Ssuk (쑥, pronounced “sook”) is another leafy green that heralds the arrival of spring. In English, it’s often called “mugwort” along with a group of other related species, and shares their pungent aroma and medicinal benefits.
Hi! Sonja here. Seoyoung and I both live in Seoul, which has its own great fish market, but this day we decided to head 45 minutes westward to Sorae Port (소래포구) in Incheon.
Saejogae in English is “egg cockle,” but literally translates to “bird clam” in Korean, since the meat inside the shell resembles a bird’s beak.
Dallae is one of the harbingers of spring, a versatile bom-namul with a mild kick.
It goes without saying that the Napa cabbage (baechu) is perhaps Korea’s most well-known and beloved vegetable. But baechu has a funny-looking cousin that makes its debut in late winter and early spring.
Naengi (냉이, shepherd’s purse) is an unassuming green that’s easy to miss when it first creeps up out of the frozen earth.
Hi, Sonja here. I’ll be blogging about the trips Seoyoung and I take under the tag “trips,” starting with our very first trip: A five-hour bus ride to the far southern coast of Korea.

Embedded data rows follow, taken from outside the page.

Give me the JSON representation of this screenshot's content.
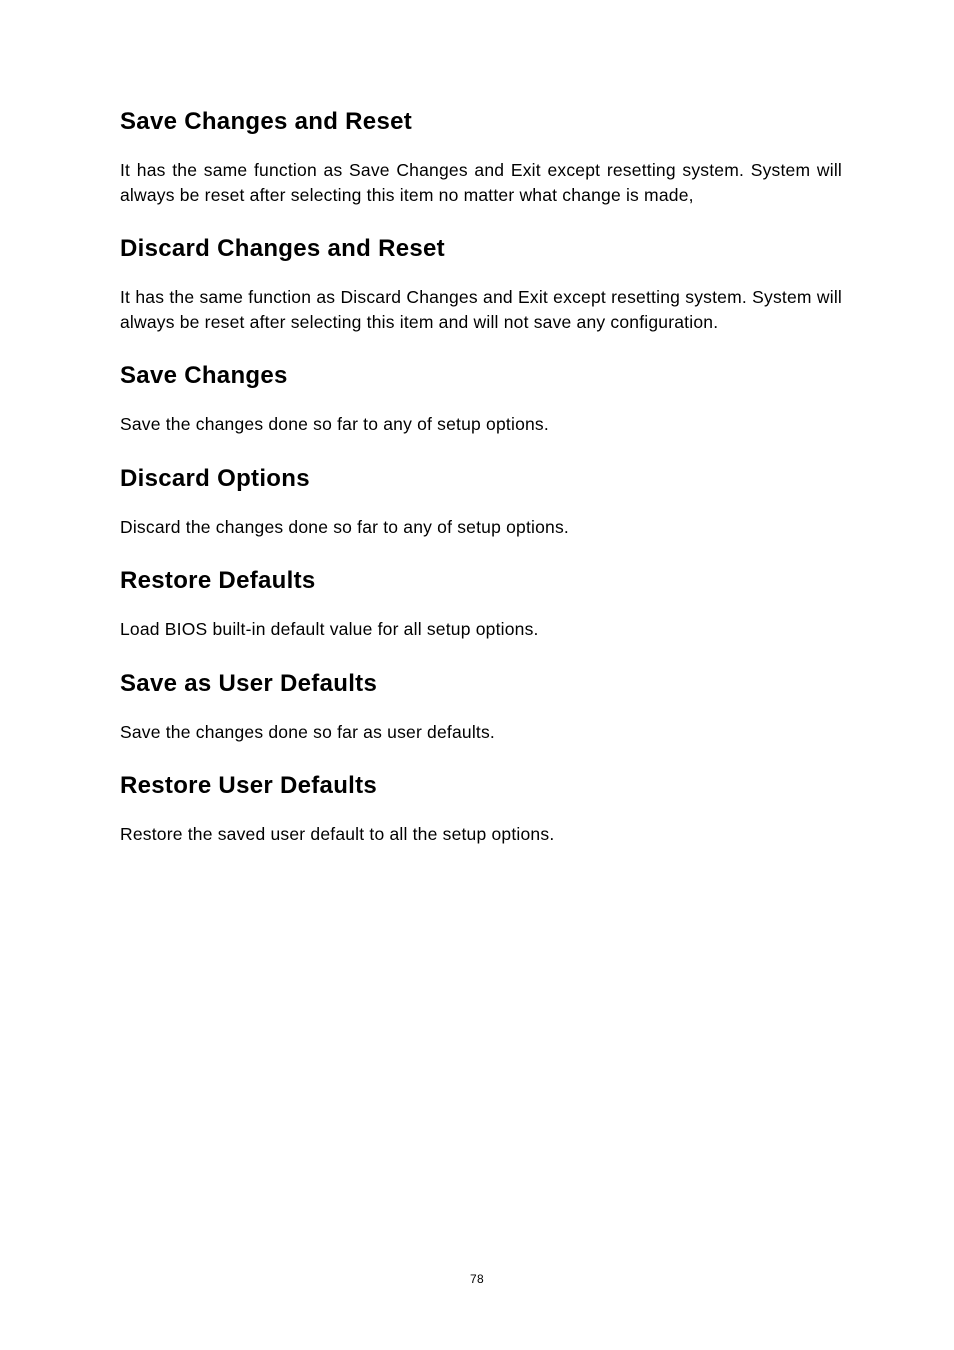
{
  "pageNumber": "78",
  "sections": [
    {
      "heading": "Save Changes and Reset",
      "body": "It has the same function as Save Changes and Exit except resetting system. System will always be reset after selecting this item no matter what change is made,",
      "justify": true
    },
    {
      "heading": "Discard Changes and Reset",
      "body": "It has the same function as Discard Changes and Exit except resetting system. System will always be reset after selecting this item and will not save any configuration.",
      "justify": true
    },
    {
      "heading": "Save Changes",
      "body": "Save the changes done so far to any of setup options.",
      "justify": false
    },
    {
      "heading": "Discard Options",
      "body": "Discard the changes done so far to any of setup options.",
      "justify": false
    },
    {
      "heading": "Restore Defaults",
      "body": "Load BIOS built-in default value for all setup options.",
      "justify": false
    },
    {
      "heading": "Save as User Defaults",
      "body": "Save the changes done so far as user defaults.",
      "justify": false
    },
    {
      "heading": "Restore User Defaults",
      "body": "Restore the saved user default to all the setup options.",
      "justify": false
    }
  ]
}
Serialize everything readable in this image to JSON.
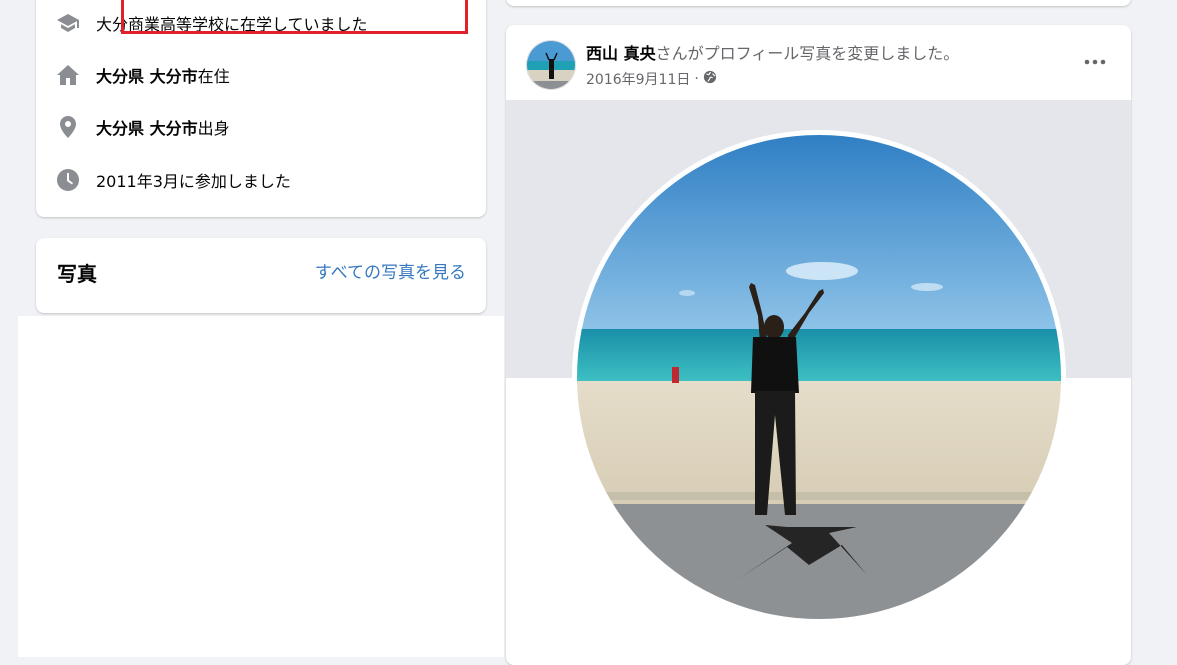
{
  "intro": {
    "education": "大分商業高等学校に在学していました",
    "lives_bold": "大分県 大分市",
    "lives_suffix": "在住",
    "from_bold": "大分県 大分市",
    "from_suffix": "出身",
    "joined": "2011年3月に参加しました",
    "icons": [
      "graduation-cap-icon",
      "home-icon",
      "location-pin-icon",
      "clock-icon"
    ]
  },
  "photos": {
    "title": "写真",
    "see_all": "すべての写真を見る"
  },
  "post": {
    "author": "西山 真央",
    "action": "さんがプロフィール写真を変更しました。",
    "date": "2016年9月11日",
    "separator": "·",
    "privacy_icon": "globe-icon",
    "more_icon": "more-options-icon"
  },
  "colors": {
    "highlight": "#e0212b",
    "link": "#3578c0",
    "secondary_text": "#65676b",
    "icon_grey": "#8a8d91"
  }
}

Spinach has long been eaten in Korea (some accounts say it came over from China during the Three Kingdoms Period) but it’s first on record in 1577.
This seaweed soup is my take on a southern region favorite, using more water and a few more ingredients.